emlogomain.jpg

Main
Facebook
Tumblr
News/ Updates
DVD Reviews
DVD Reviews 2016
Blu-ray Reviews
Blu-ray Reviews 2016
Blu-ray Reviews 2017
Movie Reviews
Movie Reviews 2016
Movie Reviews 2017
TV
Interviews
Blu-ray Review- ALIEN: COVENANT
Blu-ray Review: GUARDIANS OF THE GALAXY Vol. 2
Blu-ray review: KING ARTHUR: LEGEND OF THE SWORD
DVD Review: DEATH RACE 2050
PHOTOGRAPHY

HARRY BROWN
DVD Review by David Blackwell
 
DETAILS:  103 minutes, audio commentary, deleted scenes
VIDEO:  2.35:1 (Anamorphic Widescreen)
Subtitles:  English, English SDH
 
STUDIO:  SPHE/ Destination Films/ Samuel Goldwyn Films/ UK Film Council/ Prescience/ Framestore/ Marv Partners
RELEASE DATE:  8-31-2010

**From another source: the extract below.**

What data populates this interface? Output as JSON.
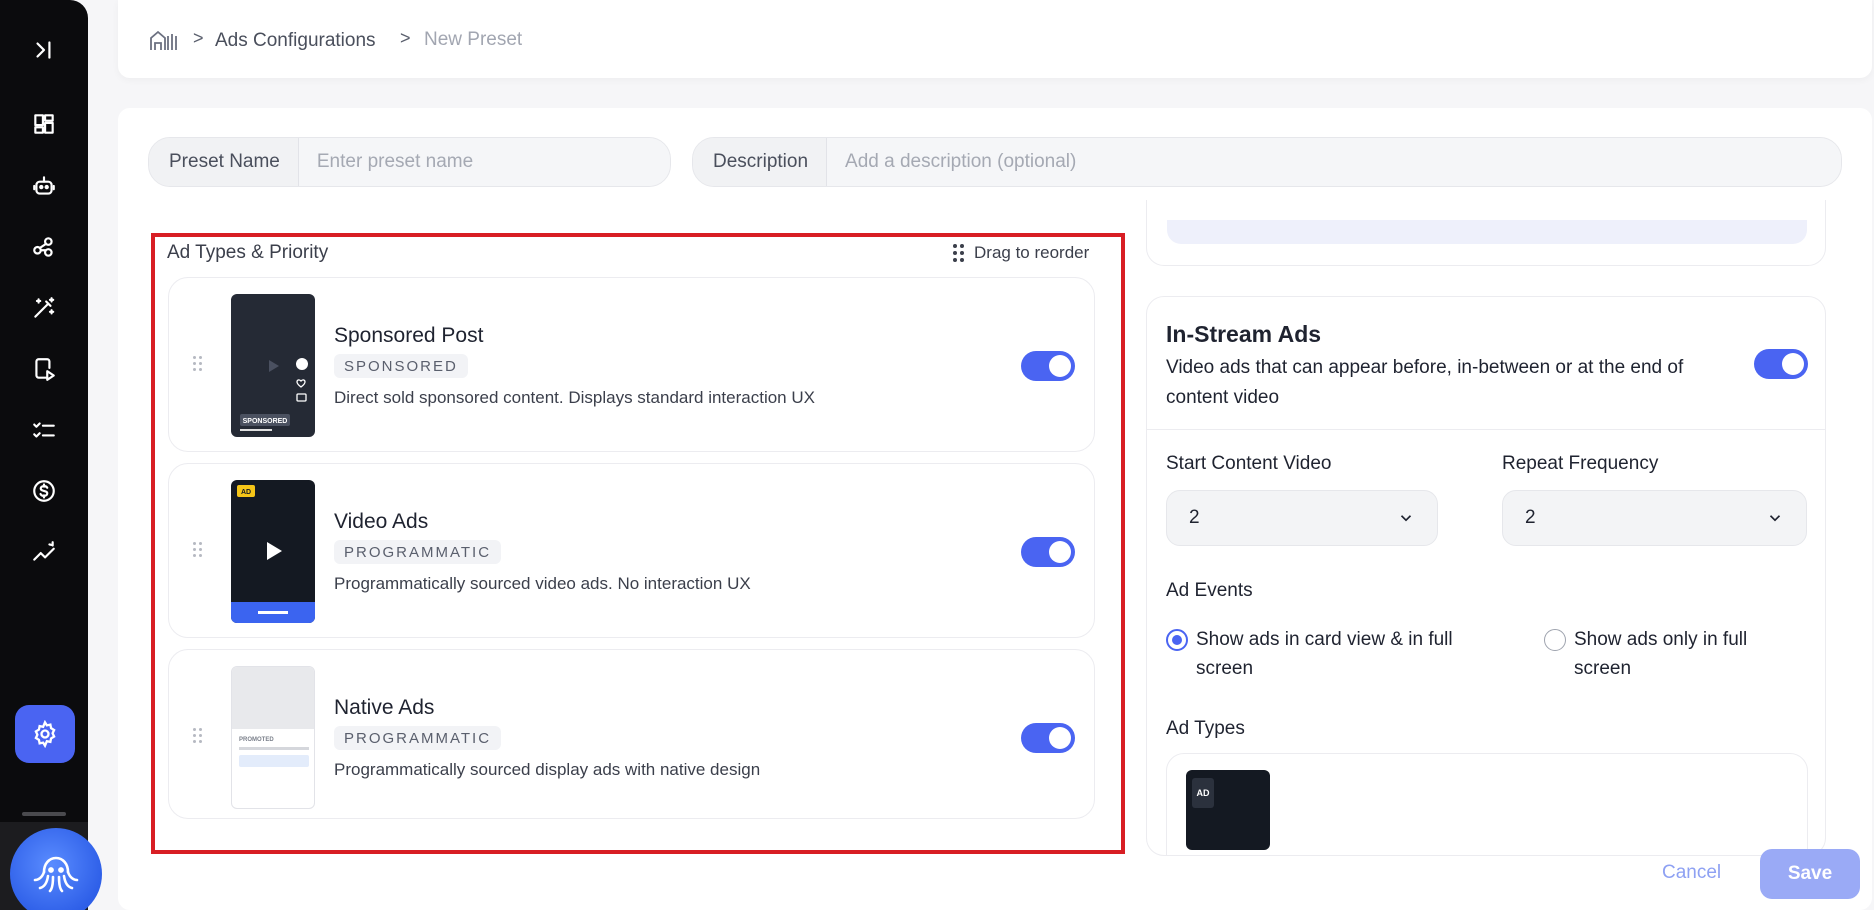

Harry Brown is retired and living in a crowded apartment complex (aka council estates).   The buildings are terrorized by a gang of youths.   He loses his wife to cancer and his friend to the gang.   He decides to take justice into his own hands and his old Marine training kicks in.   HARRY BROWN is a cinematic crime drama that paints violence as ugly and shows a side of the United Kingdom the world rarely sees.  It is steeped in truth and twists into a drama about an old man with nothing to lose and a police that barely can keep crime down.  Detective Inspector Alice Frampton is trying to do her job and investigates the murder of Harry’s friend.  Will she discover Harry is behind the growing body count of criminals?

 

HARRY BROWN touts another high caliber performance from Michael Caine.   The movie is gritty looking with a powerful score.   It starts slow and builds tempo with scene.  Director Daniel Barber creates a world that is filled with truth and pull out one of the best Michael Caine films in quite a long while.   He imagined the film as a British Western and Michael Caine in the Gary Cooper role.   HARRY BROWN is a masterful crime drama worth seeing.

 

SPECIAL FETAURES:

The audio commentary with Director Daniel Barber, Producer Kris Thykier, and Michael Caine features plenty stories about the making of the film while Michael Caine amuses with a few entertaining (and sometimes funny) stories from his career and life.

 

Seven deleted scenes (17 minutes total) feature visible boom mikes more than once, but it does have three good scenes- Harry’s conversation with a priest, Harry discussing chess with DI Frampton, and an extended scene that includes the best line in the film (You failed to maintain your weapon, son) and the best line cut from the film (Perfect Planning prevents piss-poor performance).   What is missing from the DVD is the theatrical trailer.

 

FINAL ANALYSIS:   HARRY BROWN is an unflinching film that showcases another great performance from Michael Caine in a gritty crime drama with a powerful music score.  

 

This DVD review is 9-1-2010 David Blackwell and cannot be reprinted without permission.  Send all comments to lord_pragmagtic@hotmail.com